This week as I have enjoyed the beauty of Acadia National Park I have found myself time and time again offering praise to my Creator for the wonders of nature. I have felt close to my Savior as I’ve walked the trails and stood upon the rocks overlooking the ocean. I have uttered the words “Thank you, Lord” countless times. Yesterday I spent some time at Otter Cove upon the recommendation of Rob. As I sat on the rocks I felt as though God were telling me that He was my Rock of refuge, my strong foundation, and the source of my strength. I was reminded that Christ is the “solid rock upon which I stand” and that “all other ground is sinking sand.” The beauty of Otter Cove ushered me into a sweet time of prayer.

There’s just something about natural places of beauty that move me spiritually, and I know I am not the only one. Muir was exactly right; we all need such places “to play in and pray in.” We need “places where nature
may heal and cheer and give strength to body and soul.”
That is one reason why I am such a supporter of our national parks and wilderness areas. We need them not just to protect ecosystems, wildlife and unique geographical locations but so that we might have a place to retreat to–beautiful places where we can feel God’s nearness and pray.

I really don’t know why the National Park Service felt it necessary to remove the three words from Muir’s quote. Perhaps it was an effort to be “politically correct,” though I hardly think many, if any, would find the words offensive. Regardless, their omission did not lessen my inclination to pray in Acadia National Park and I would like to think that will be true for others as well.

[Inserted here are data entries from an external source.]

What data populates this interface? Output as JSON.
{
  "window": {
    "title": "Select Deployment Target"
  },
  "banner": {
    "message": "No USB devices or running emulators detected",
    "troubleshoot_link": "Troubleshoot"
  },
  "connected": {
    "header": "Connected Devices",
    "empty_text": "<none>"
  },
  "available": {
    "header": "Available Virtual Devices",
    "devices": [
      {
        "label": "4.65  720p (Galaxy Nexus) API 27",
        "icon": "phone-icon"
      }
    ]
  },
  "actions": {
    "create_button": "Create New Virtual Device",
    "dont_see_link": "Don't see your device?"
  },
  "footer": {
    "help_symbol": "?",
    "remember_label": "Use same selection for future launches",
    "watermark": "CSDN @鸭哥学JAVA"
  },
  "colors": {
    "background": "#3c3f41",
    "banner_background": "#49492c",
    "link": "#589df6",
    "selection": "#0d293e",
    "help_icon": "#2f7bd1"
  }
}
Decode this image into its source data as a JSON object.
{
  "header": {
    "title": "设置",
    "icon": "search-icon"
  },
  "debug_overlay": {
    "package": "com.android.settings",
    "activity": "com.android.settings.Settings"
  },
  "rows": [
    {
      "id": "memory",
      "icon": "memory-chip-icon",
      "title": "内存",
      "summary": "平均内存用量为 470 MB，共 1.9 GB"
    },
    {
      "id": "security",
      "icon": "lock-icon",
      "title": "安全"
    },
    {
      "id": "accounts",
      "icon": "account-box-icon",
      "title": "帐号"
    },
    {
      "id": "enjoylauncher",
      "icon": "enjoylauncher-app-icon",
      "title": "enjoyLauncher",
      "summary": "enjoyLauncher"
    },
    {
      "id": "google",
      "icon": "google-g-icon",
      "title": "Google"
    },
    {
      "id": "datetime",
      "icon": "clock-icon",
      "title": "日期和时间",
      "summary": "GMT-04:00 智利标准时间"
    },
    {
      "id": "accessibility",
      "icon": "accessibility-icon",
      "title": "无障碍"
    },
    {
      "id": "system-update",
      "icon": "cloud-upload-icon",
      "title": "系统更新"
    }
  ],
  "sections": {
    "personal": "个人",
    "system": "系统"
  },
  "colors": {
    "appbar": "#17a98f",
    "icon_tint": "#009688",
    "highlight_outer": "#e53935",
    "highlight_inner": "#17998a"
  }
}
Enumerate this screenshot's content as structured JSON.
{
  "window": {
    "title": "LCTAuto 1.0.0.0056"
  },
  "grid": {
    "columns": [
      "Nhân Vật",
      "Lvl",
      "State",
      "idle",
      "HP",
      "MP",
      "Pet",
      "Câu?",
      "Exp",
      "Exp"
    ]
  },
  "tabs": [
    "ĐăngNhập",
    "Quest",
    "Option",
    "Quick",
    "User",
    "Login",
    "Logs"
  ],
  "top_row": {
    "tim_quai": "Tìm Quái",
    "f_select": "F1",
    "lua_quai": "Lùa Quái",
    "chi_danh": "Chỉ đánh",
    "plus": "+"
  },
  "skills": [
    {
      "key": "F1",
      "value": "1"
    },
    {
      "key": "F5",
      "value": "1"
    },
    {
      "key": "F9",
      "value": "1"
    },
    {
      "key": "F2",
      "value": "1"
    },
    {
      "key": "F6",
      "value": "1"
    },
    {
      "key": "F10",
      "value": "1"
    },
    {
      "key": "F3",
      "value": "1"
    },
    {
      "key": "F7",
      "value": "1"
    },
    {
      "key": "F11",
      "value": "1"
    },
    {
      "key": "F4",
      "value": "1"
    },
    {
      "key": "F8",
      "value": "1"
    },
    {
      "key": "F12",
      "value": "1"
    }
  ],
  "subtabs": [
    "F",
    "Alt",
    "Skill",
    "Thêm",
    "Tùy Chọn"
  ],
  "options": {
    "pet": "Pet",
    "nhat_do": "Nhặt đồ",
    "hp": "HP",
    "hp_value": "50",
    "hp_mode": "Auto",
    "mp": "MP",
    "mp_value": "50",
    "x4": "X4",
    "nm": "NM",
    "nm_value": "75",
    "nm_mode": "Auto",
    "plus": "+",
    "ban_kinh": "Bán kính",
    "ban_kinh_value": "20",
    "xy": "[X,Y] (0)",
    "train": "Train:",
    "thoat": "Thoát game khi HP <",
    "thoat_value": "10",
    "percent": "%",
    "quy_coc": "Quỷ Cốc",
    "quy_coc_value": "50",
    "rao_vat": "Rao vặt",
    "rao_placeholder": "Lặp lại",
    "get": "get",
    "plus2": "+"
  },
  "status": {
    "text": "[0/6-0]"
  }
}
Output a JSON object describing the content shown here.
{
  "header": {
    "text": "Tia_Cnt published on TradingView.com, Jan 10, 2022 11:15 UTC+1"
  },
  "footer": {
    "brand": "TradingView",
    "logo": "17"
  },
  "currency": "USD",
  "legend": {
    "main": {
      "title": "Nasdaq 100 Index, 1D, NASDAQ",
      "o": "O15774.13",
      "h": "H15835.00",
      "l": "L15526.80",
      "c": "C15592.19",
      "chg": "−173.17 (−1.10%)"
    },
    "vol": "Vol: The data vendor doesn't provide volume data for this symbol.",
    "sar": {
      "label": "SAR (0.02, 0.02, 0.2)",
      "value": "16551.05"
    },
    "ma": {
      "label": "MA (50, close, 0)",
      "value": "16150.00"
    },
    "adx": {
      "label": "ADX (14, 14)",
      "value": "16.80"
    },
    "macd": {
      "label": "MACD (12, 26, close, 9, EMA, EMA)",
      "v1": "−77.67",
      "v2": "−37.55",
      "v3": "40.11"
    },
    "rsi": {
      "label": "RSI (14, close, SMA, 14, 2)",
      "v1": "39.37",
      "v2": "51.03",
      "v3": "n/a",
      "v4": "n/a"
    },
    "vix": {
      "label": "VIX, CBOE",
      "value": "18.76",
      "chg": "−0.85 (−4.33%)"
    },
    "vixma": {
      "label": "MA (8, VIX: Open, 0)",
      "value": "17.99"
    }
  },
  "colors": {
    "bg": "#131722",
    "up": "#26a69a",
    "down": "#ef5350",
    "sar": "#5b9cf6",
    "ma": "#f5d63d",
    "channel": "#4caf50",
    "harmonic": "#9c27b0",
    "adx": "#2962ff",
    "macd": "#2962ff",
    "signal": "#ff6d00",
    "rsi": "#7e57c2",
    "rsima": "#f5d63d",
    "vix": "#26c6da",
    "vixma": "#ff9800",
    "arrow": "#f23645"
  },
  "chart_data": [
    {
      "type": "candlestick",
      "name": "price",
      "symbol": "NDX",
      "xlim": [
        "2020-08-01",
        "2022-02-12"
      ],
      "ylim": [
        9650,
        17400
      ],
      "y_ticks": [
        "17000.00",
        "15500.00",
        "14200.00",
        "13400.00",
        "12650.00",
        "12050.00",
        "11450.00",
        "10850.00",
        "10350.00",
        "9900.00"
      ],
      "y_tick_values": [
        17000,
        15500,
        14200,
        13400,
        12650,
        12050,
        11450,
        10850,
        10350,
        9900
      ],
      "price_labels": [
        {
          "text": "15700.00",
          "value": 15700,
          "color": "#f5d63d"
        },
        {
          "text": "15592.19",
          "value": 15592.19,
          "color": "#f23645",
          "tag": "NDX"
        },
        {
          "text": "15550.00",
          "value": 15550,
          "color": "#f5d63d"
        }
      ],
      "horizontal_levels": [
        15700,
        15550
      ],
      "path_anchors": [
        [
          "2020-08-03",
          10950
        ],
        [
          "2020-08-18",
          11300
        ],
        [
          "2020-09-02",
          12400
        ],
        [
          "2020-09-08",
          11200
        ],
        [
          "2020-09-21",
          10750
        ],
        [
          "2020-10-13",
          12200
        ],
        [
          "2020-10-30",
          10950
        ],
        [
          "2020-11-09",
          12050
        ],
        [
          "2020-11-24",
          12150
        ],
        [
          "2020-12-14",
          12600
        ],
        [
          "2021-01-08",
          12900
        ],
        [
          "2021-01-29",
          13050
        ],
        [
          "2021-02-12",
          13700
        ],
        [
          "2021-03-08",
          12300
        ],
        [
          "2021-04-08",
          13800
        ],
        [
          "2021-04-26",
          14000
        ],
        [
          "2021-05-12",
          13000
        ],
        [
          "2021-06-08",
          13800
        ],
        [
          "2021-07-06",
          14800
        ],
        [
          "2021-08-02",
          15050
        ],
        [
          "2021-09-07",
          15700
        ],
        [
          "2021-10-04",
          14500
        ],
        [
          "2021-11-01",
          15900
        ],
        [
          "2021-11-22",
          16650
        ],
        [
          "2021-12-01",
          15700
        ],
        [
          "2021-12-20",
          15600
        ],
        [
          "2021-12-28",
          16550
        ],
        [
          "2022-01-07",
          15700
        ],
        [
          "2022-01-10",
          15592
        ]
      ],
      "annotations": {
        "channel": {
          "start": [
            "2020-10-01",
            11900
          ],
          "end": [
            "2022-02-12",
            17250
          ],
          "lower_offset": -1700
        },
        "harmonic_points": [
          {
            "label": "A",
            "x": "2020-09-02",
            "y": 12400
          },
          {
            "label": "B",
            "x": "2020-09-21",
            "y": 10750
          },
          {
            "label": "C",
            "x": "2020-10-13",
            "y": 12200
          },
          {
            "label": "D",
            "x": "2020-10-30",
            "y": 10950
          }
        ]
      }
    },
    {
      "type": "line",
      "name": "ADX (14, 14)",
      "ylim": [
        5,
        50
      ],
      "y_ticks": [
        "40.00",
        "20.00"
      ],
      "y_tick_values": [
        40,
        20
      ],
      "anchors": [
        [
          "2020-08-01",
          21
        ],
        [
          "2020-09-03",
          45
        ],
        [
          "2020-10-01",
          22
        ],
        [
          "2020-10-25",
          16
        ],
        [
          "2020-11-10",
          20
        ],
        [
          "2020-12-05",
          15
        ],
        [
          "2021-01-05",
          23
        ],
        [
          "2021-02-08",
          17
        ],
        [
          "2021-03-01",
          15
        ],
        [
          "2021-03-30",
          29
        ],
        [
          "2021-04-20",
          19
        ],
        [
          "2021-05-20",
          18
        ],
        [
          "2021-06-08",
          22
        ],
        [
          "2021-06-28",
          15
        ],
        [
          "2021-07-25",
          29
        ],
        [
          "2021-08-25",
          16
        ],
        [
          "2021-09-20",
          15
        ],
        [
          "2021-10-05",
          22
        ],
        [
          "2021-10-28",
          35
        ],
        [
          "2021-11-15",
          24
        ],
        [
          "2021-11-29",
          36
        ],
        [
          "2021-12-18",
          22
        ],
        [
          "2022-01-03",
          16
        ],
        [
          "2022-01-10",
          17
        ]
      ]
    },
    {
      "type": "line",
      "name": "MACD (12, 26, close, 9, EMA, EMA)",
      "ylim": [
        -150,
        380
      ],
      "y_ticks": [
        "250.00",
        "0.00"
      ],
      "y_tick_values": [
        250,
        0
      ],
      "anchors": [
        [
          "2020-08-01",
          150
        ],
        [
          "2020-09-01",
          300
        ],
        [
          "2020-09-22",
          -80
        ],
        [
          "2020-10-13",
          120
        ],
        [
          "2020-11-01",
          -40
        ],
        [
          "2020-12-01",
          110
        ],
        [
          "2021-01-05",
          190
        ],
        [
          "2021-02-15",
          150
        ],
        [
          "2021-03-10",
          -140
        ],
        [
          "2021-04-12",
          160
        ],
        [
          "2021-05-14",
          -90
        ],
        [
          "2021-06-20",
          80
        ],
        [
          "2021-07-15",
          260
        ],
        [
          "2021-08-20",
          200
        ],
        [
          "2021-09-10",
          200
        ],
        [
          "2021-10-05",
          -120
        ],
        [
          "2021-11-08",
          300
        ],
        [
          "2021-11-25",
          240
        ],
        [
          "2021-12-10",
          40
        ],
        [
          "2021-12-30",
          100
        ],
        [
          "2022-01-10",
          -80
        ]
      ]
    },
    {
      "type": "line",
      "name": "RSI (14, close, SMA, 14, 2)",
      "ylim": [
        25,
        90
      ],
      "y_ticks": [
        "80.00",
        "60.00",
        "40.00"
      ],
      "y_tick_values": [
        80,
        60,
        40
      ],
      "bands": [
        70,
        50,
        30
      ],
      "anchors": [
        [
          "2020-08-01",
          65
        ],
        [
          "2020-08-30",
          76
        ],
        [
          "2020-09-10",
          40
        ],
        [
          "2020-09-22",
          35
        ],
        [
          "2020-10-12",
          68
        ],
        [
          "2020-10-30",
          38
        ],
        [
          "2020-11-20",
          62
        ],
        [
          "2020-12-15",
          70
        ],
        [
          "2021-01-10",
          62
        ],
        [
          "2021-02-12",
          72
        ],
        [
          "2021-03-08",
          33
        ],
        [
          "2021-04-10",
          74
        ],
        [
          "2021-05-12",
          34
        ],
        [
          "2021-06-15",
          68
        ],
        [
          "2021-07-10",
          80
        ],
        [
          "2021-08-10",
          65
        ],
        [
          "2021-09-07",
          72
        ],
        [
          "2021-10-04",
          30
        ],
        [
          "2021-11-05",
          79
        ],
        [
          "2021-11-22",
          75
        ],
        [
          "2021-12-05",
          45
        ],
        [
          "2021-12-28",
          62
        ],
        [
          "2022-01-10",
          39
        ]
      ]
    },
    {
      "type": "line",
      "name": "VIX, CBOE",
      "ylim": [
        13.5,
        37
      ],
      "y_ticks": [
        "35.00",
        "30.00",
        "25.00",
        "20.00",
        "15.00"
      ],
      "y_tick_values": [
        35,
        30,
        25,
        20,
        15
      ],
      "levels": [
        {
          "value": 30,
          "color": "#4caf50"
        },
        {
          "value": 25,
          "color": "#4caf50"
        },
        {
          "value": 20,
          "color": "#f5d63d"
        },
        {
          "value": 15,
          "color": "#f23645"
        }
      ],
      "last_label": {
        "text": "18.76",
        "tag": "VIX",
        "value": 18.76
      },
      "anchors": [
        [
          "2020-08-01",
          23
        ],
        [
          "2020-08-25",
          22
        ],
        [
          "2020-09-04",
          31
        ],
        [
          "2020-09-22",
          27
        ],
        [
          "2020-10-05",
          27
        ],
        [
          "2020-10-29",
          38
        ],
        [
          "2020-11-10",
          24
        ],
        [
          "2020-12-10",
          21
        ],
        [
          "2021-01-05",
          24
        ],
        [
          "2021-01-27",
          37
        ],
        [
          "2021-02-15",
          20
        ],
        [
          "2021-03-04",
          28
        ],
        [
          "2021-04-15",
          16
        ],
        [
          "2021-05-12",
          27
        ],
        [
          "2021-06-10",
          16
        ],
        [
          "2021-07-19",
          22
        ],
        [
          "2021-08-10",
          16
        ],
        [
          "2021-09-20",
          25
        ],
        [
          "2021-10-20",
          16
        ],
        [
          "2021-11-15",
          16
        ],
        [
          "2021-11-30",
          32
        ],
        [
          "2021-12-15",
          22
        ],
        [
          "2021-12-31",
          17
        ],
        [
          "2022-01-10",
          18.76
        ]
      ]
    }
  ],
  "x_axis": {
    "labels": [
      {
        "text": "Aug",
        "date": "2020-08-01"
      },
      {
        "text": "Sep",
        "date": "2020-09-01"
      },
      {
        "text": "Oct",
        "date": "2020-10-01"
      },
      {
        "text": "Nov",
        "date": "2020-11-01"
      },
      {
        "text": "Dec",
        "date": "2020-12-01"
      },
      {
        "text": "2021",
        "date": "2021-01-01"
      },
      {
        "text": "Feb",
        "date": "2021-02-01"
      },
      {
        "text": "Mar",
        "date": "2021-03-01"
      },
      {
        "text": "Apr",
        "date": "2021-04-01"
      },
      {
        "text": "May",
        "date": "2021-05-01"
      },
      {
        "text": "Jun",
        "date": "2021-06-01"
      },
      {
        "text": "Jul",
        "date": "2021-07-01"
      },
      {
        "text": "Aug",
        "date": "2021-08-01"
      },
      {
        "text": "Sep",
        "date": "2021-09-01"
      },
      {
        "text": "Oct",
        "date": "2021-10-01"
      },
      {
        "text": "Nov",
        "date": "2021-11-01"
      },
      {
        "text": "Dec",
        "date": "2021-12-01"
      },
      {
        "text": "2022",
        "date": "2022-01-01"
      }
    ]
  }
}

 (I took the bottom two pictures yesterday at Otter Cove in Acadia National Park.)